_Source records_
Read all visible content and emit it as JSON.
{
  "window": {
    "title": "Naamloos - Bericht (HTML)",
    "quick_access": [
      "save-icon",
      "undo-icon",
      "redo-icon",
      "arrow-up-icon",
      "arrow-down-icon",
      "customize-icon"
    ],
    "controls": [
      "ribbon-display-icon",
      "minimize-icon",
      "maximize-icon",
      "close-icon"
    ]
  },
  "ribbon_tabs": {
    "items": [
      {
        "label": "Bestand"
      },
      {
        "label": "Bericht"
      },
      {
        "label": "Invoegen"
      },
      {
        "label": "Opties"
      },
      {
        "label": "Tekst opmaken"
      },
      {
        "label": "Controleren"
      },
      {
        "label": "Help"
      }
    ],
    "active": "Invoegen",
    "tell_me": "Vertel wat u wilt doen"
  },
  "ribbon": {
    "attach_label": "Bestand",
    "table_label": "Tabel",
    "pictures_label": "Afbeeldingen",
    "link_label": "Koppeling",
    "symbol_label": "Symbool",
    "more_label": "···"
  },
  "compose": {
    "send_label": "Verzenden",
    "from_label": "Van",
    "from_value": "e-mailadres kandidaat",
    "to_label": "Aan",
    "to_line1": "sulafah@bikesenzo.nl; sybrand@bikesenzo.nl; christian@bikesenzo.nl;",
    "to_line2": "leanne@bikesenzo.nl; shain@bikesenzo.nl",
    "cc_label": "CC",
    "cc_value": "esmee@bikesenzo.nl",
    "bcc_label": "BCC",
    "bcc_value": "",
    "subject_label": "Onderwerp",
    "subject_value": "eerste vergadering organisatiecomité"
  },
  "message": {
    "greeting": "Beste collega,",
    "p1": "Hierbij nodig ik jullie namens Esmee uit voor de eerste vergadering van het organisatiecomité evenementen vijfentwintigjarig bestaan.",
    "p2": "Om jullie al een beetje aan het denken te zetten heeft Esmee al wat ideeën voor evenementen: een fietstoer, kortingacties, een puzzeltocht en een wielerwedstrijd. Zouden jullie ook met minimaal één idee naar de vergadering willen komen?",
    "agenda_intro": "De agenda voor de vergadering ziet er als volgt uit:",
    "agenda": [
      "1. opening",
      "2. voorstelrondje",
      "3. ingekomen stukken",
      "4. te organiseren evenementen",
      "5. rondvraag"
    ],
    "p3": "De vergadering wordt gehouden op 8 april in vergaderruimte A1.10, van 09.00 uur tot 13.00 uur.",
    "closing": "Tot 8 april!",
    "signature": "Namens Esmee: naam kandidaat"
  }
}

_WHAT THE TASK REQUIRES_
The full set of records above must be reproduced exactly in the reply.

_RESPONSE BOX_
Read all visible content and emit it as JSON.
{
  "window": {
    "title": "Naamloos - Bericht (HTML)",
    "quick_access": [
      "save-icon",
      "undo-icon",
      "redo-icon",
      "arrow-up-icon",
      "arrow-down-icon",
      "customize-icon"
    ],
    "controls": [
      "ribbon-display-icon",
      "minimize-icon",
      "maximize-icon",
      "close-icon"
    ]
  },
  "ribbon_tabs": {
    "items": [
      {
        "label": "Bestand"
      },
      {
        "label": "Bericht"
      },
      {
        "label": "Invoegen"
      },
      {
        "label": "Opties"
      },
      {
        "label": "Tekst opmaken"
      },
      {
        "label": "Controleren"
      },
      {
        "label": "Help"
      }
    ],
    "active": "Invoegen",
    "tell_me": "Vertel wat u wilt doen"
  },
  "ribbon": {
    "attach_label": "Bestand",
    "table_label": "Tabel",
    "pictures_label": "Afbeeldingen",
    "link_label": "Koppeling",
    "symbol_label": "Symbool",
    "more_label": "···"
  },
  "compose": {
    "send_label": "Verzenden",
    "from_label": "Van",
    "from_value": "e-mailadres kandidaat",
    "to_label": "Aan",
    "to_line1": "sulafah@bikesenzo.nl; sybrand@bikesenzo.nl; christian@bikesenzo.nl;",
    "to_line2": "leanne@bikesenzo.nl; shain@bikesenzo.nl",
    "cc_label": "CC",
    "cc_value": "esmee@bikesenzo.nl",
    "bcc_label": "BCC",
    "bcc_value": "",
    "subject_label": "Onderwerp",
    "subject_value": "eerste vergadering organisatiecomité"
  },
  "message": {
    "greeting": "Beste collega,",
    "p1": "Hierbij nodig ik jullie namens Esmee uit voor de eerste vergadering van het organisatiecomité evenementen vijfentwintigjarig bestaan.",
    "p2": "Om jullie al een beetje aan het denken te zetten heeft Esmee al wat ideeën voor evenementen: een fietstoer, kortingacties, een puzzeltocht en een wielerwedstrijd. Zouden jullie ook met minimaal één idee naar de vergadering willen komen?",
    "agenda_intro": "De agenda voor de vergadering ziet er als volgt uit:",
    "agenda": [
      "1. opening",
      "2. voorstelrondje",
      "3. ingekomen stukken",
      "4. te organiseren evenementen",
      "5. rondvraag"
    ],
    "p3": "De vergadering wordt gehouden op 8 april in vergaderruimte A1.10, van 09.00 uur tot 13.00 uur.",
    "closing": "Tot 8 april!",
    "signature": "Namens Esmee: naam kandidaat"
  }
}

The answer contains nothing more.